(Beginning of Given records)

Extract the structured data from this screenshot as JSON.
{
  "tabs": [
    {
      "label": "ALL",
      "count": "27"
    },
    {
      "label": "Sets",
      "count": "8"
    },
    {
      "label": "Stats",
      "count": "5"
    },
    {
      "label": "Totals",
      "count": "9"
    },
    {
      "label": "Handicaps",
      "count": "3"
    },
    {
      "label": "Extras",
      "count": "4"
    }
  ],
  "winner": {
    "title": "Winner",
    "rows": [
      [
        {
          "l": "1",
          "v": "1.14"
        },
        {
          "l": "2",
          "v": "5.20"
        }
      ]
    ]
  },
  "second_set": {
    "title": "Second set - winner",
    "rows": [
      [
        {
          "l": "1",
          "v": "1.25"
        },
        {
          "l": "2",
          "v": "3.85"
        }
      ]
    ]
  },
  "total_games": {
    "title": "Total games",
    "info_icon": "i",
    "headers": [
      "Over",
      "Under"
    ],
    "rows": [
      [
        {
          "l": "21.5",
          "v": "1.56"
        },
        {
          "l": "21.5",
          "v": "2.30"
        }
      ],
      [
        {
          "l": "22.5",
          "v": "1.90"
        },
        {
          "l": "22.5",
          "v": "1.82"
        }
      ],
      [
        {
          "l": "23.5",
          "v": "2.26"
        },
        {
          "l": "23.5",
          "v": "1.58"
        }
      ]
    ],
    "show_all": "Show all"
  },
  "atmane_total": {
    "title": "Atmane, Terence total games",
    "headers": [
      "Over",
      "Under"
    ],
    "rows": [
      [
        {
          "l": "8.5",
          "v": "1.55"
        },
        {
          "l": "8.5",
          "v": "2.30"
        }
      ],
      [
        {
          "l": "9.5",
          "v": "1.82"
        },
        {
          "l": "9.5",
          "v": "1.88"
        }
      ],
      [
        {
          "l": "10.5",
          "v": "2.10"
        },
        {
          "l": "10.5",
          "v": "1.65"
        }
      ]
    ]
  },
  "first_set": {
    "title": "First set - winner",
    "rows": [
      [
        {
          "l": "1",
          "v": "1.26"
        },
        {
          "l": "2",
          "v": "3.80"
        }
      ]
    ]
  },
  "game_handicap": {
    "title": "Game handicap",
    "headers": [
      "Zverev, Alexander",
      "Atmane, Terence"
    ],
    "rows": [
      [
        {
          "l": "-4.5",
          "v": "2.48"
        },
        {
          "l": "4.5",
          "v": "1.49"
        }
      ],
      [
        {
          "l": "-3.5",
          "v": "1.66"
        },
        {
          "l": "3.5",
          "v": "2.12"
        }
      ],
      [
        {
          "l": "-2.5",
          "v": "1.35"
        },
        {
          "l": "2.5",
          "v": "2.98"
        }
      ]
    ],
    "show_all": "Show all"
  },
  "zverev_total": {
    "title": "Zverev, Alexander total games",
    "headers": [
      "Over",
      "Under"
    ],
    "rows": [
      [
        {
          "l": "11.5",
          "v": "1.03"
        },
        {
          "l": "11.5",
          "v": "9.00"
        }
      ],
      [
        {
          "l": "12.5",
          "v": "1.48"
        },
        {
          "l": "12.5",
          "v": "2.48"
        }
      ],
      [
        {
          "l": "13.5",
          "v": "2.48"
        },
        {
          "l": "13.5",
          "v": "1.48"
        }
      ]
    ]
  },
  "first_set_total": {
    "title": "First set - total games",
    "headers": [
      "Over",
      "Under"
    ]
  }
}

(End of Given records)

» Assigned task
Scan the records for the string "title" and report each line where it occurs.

» Result of this task
    "title": "Winner",
    "title": "Second set - winner",
    "title": "Total games",
    "title": "Atmane, Terence total games",
    "title": "First set - winner",
    "title": "Game handicap",
    "title": "Zverev, Alexander total games",
    "title": "First set - total games",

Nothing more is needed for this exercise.